The Utah State Board of Education agreed to postpone a decision on whether to apply for an extension to its waiver under the federal Elementary and Secondary Education Act (ESEA), also known as the No Child Left Behind Act (NCLB). Should Utah not apply for the extension, the state would again be subject to the provisions of NCLB, which could potentially end up labeling all Utah Title I schools – high poverty schools — as not making adequate yearly progress and shifting control of up to $50 million in federal funds targeted to those schools.
The Board will likely take up the issue again during its August 8 meeting, which is likely near the time the application for an extension will be due. Utah is awaiting receipt of a report from the U.S. Department of Education that will start the clock ticking for a 60-day countdown to file for an extension. That report is due at any time, but had not been received by June 6.
Forty-three states, including Utah, are operating under ESEA extensions. ESEA was due for reauthorization in 2007, but has yet to be acted upon in Congress. The Obama administration began offering waivers to states in 2011 to exempt them from provisions of the act which includes having all students proficient in math and reading by 2014.
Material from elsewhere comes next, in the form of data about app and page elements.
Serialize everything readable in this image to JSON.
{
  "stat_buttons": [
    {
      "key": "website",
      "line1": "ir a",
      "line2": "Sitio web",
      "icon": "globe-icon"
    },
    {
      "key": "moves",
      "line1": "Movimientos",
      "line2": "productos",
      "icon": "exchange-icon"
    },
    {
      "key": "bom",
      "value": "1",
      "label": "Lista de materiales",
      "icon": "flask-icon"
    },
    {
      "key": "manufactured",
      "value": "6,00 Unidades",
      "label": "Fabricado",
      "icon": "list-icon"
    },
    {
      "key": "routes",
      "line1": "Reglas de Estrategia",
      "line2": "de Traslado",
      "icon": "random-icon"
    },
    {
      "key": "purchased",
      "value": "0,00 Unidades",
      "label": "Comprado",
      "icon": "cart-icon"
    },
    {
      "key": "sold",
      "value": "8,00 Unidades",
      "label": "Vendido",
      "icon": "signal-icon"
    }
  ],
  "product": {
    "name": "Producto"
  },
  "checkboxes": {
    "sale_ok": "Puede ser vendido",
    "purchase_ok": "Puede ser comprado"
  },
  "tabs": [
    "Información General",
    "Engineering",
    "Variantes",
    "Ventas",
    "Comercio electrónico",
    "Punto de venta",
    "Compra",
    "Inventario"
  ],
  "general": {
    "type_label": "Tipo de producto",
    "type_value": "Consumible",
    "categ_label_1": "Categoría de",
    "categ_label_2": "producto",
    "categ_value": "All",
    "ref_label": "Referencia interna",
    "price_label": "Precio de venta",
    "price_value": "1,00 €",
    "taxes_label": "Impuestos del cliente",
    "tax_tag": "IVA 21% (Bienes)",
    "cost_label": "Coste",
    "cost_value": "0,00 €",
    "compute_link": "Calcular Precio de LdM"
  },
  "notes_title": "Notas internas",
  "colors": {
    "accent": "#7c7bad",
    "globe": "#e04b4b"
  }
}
Members of Utah’s legislative and congressional delegations have raised the question whether Utah should continue to operate on a waiver from ESEA. The Board sought more information from staff on the implications of dropping its waiver.